--- Records shown ---
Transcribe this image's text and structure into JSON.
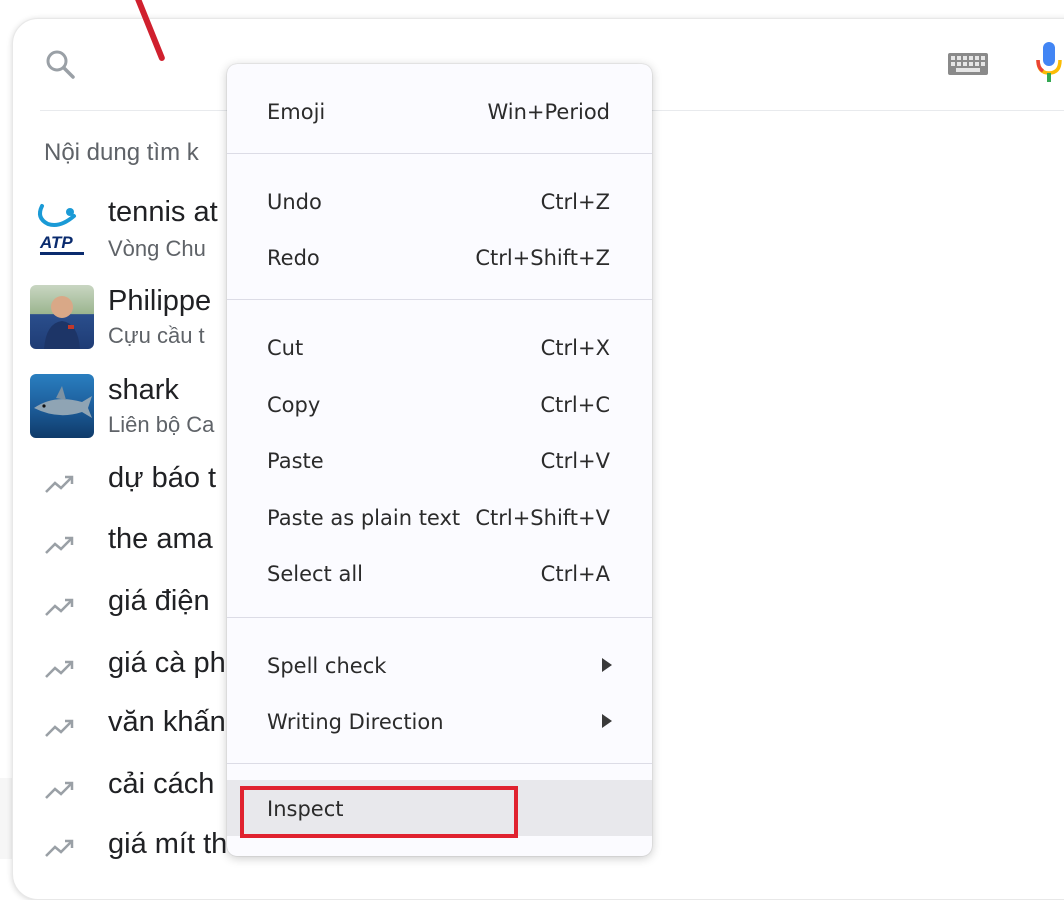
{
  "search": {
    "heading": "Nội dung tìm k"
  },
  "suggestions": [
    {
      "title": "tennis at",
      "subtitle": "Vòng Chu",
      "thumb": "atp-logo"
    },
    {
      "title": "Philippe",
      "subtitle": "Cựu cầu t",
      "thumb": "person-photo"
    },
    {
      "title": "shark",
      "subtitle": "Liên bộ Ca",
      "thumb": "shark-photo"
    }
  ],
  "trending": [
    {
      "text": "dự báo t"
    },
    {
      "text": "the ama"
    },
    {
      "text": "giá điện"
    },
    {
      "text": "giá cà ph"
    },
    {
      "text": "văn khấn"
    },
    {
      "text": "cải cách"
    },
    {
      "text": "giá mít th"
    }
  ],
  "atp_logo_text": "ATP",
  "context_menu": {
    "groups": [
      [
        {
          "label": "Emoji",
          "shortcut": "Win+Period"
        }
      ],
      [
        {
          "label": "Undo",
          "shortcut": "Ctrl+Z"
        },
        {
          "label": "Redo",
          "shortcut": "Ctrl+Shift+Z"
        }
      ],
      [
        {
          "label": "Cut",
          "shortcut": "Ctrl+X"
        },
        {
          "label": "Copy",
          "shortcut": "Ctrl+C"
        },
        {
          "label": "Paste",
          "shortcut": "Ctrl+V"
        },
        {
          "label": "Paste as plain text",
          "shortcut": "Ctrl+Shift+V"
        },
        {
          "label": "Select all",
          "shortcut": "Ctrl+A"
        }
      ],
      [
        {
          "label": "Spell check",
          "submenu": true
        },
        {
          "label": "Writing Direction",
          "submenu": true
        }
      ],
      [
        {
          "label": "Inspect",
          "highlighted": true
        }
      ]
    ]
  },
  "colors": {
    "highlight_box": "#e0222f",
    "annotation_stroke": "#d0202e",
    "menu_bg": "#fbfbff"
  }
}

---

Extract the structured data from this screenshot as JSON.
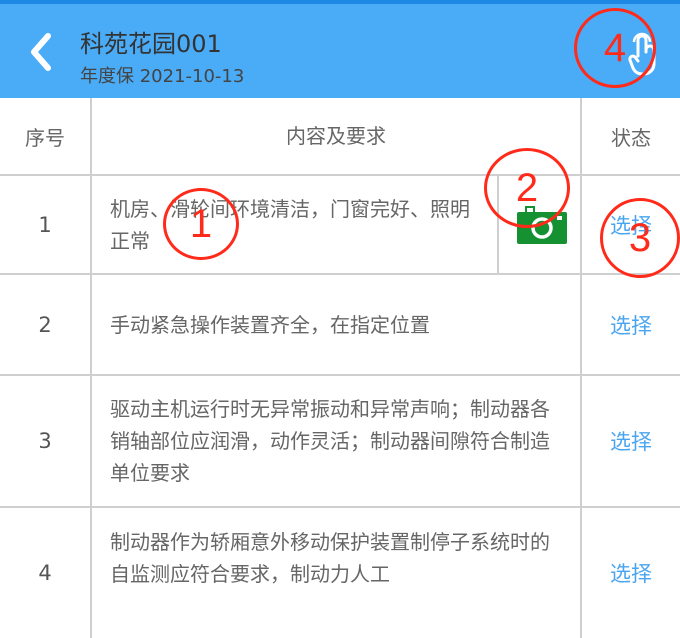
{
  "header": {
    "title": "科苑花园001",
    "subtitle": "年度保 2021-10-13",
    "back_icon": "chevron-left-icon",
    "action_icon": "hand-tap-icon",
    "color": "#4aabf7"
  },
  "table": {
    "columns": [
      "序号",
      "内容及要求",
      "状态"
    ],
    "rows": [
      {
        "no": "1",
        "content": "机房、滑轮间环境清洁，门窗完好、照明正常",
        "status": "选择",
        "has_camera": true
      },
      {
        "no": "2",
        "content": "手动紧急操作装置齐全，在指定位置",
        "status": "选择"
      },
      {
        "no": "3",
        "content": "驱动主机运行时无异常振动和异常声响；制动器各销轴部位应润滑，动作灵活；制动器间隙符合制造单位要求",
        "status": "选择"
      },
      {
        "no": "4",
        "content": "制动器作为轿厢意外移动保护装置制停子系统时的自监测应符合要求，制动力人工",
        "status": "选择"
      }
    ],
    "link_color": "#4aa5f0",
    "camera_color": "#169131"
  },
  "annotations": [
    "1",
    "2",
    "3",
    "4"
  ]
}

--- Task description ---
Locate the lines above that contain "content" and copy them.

--- Response to this task ---
        "content": "机房、滑轮间环境清洁，门窗完好、照明正常",
        "content": "手动紧急操作装置齐全，在指定位置",
        "content": "驱动主机运行时无异常振动和异常声响；制动器各销轴部位应润滑，动作灵活；制动器间隙符合制造单位要求",
        "content": "制动器作为轿厢意外移动保护装置制停子系统时的自监测应符合要求，制动力人工",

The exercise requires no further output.